(Task to complete) Going through the data below, tally every line where the string "more" occurs, then give only the tally.

(Listed records)

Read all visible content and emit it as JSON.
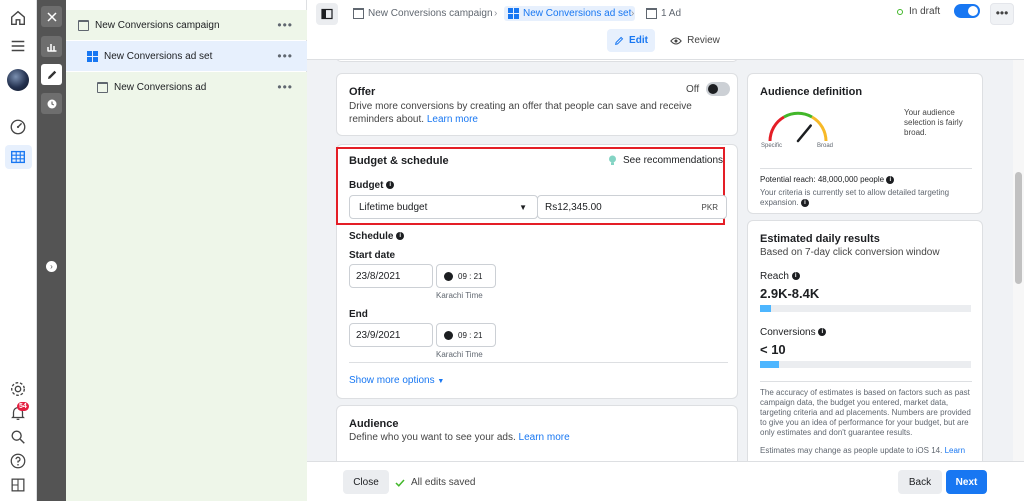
{
  "tree": {
    "campaign": "New Conversions campaign",
    "adset": "New Conversions ad set",
    "ad": "New Conversions ad",
    "more": "•••"
  },
  "header": {
    "breadcrumbs": [
      "New Conversions campaign",
      "New Conversions ad set",
      "1 Ad"
    ],
    "status": "In draft",
    "more": "•••",
    "tabs": {
      "edit": "Edit",
      "review": "Review"
    }
  },
  "offer": {
    "title": "Offer",
    "toggle_label": "Off",
    "description": "Drive more conversions by creating an offer that people can save and receive reminders about.",
    "learn_more": "Learn more"
  },
  "budget": {
    "title": "Budget & schedule",
    "recommendations": "See recommendations",
    "budget_label": "Budget",
    "type_value": "Lifetime budget",
    "amount": "Rs12,345.00",
    "currency": "PKR",
    "schedule_label": "Schedule",
    "start_label": "Start date",
    "start_date": "23/8/2021",
    "start_time": "09 : 21",
    "end_label": "End",
    "end_date": "23/9/2021",
    "end_time": "09 : 21",
    "timezone": "Karachi Time",
    "show_more": "Show more options"
  },
  "audience": {
    "title": "Audience",
    "description": "Define who you want to see your ads.",
    "learn_more": "Learn more"
  },
  "audience_definition": {
    "title": "Audience definition",
    "summary": "Your audience selection is fairly broad.",
    "specific": "Specific",
    "broad": "Broad",
    "reach": "Potential reach: 48,000,000 people",
    "criteria": "Your criteria is currently set to allow detailed targeting expansion.",
    "gauge_level": 0.72
  },
  "estimated": {
    "title": "Estimated daily results",
    "subtitle": "Based on 7-day click conversion window",
    "reach_label": "Reach",
    "reach_value": "2.9K-8.4K",
    "reach_fill": 0.05,
    "conversions_label": "Conversions",
    "conversions_value": "< 10",
    "conversions_fill": 0.09,
    "disclaimer": "The accuracy of estimates is based on factors such as past campaign data, the budget you entered, market data, targeting criteria and ad placements. Numbers are provided to give you an idea of performance for your budget, but are only estimates and don't guarantee results.",
    "ios_note": "Estimates may change as people update to iOS 14.",
    "ios_learn": "Learn"
  },
  "footer": {
    "close": "Close",
    "saved": "All edits saved",
    "back": "Back",
    "next": "Next"
  },
  "rail": {
    "notification_count": "54"
  },
  "colors": {
    "accent": "#1877f2",
    "highlight_border": "#e41e26",
    "bar": "#4db6ff"
  }
}
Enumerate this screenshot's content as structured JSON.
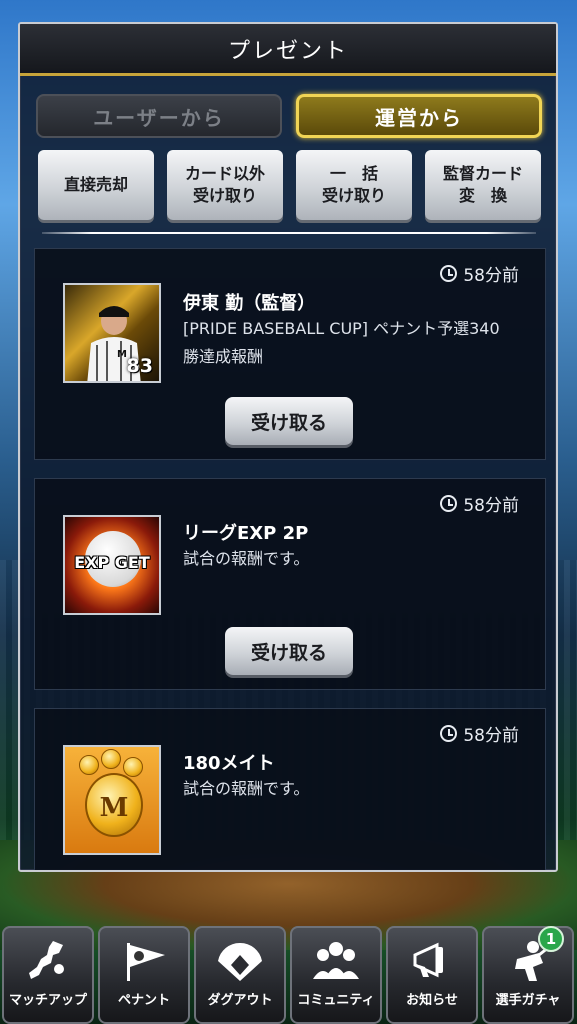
{
  "dialog": {
    "title": "プレゼント",
    "tabs": [
      {
        "label": "ユーザーから",
        "active": false
      },
      {
        "label": "運営から",
        "active": true
      }
    ],
    "actions": [
      {
        "line1": "直接売却",
        "line2": ""
      },
      {
        "line1": "カード以外",
        "line2": "受け取り"
      },
      {
        "line1": "一　括",
        "line2": "受け取り"
      },
      {
        "line1": "監督カード",
        "line2": "変　換"
      }
    ]
  },
  "presents": [
    {
      "time": "58分前",
      "title": "伊東 勤（監督）",
      "desc1": "[PRIDE BASEBALL CUP] ペナント予選340",
      "desc2": "勝達成報酬",
      "thumb_number": "83",
      "button": "受け取る"
    },
    {
      "time": "58分前",
      "title": "リーグEXP 2P",
      "desc1": "試合の報酬です。",
      "thumb_text": "EXP GET",
      "button": "受け取る"
    },
    {
      "time": "58分前",
      "title": "180メイト",
      "desc1": "試合の報酬です。",
      "thumb_text": "M"
    }
  ],
  "nav": [
    {
      "label": "マッチアップ",
      "icon": "japan-map-icon"
    },
    {
      "label": "ペナント",
      "icon": "pennant-flag-icon"
    },
    {
      "label": "ダグアウト",
      "icon": "baseball-diamond-icon"
    },
    {
      "label": "コミュニティ",
      "icon": "people-group-icon"
    },
    {
      "label": "お知らせ",
      "icon": "megaphone-icon"
    },
    {
      "label": "選手ガチャ",
      "icon": "player-gacha-icon",
      "badge": "1"
    }
  ],
  "colors": {
    "accent_gold": "#f1d555",
    "header_underline": "#c7a43a",
    "badge_green": "#2aa64a"
  }
}
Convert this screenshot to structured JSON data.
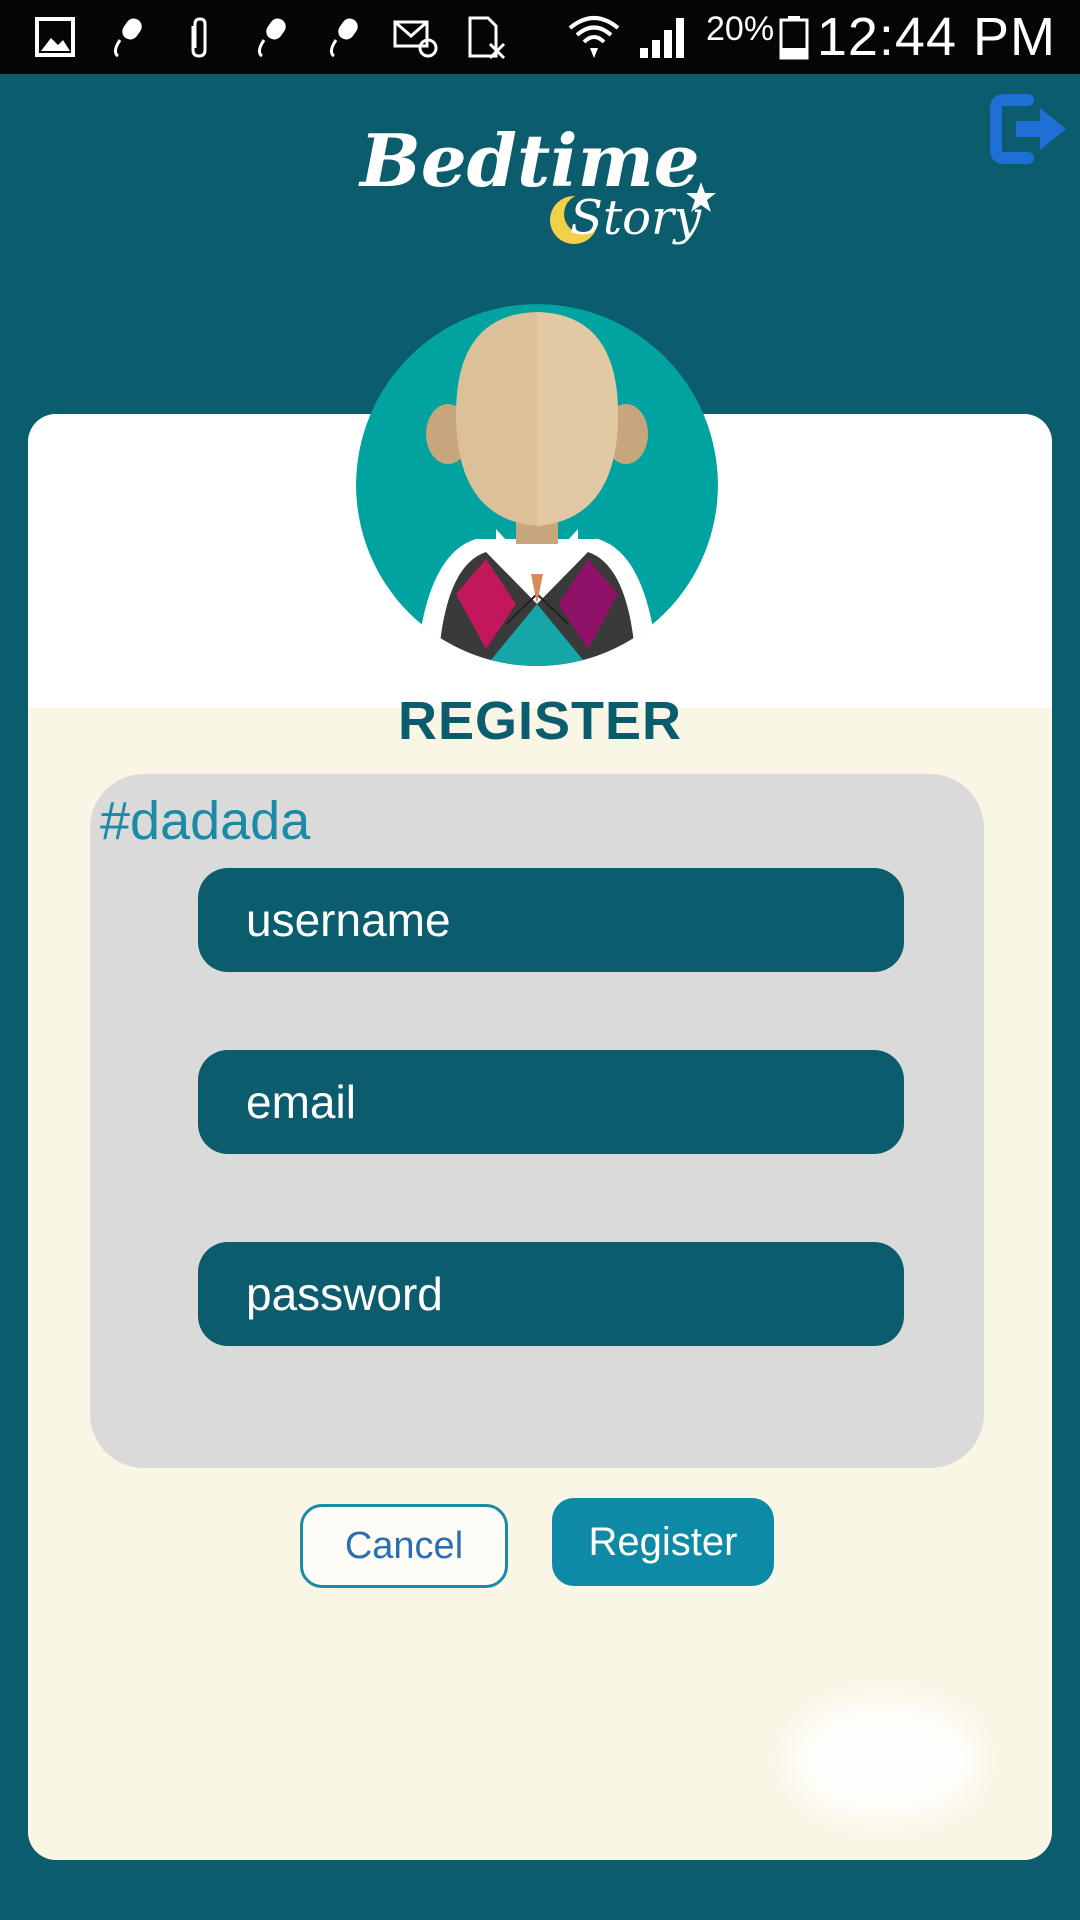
{
  "status_bar": {
    "battery": "20%",
    "time": "12:44 PM",
    "icons": [
      "gallery-icon",
      "mic-icon",
      "attachment-icon",
      "mic-icon",
      "mic-icon",
      "email-icon",
      "sim-icon",
      "wifi-icon",
      "signal-icon",
      "battery-icon"
    ]
  },
  "header": {
    "logo_word1": "Bedtime",
    "logo_word2": "Story",
    "logout_icon": "logout-icon"
  },
  "register": {
    "title": "REGISTER",
    "panel_label": "#dadada",
    "fields": [
      {
        "placeholder": "username",
        "value": ""
      },
      {
        "placeholder": "email",
        "value": ""
      },
      {
        "placeholder": "password",
        "value": ""
      }
    ],
    "cancel_label": "Cancel",
    "register_label": "Register"
  },
  "colors": {
    "background": "#0b5c6c",
    "card": "#faf6e6",
    "panel": "#dadada",
    "accent": "#0f8aa6"
  }
}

(Final answer) 6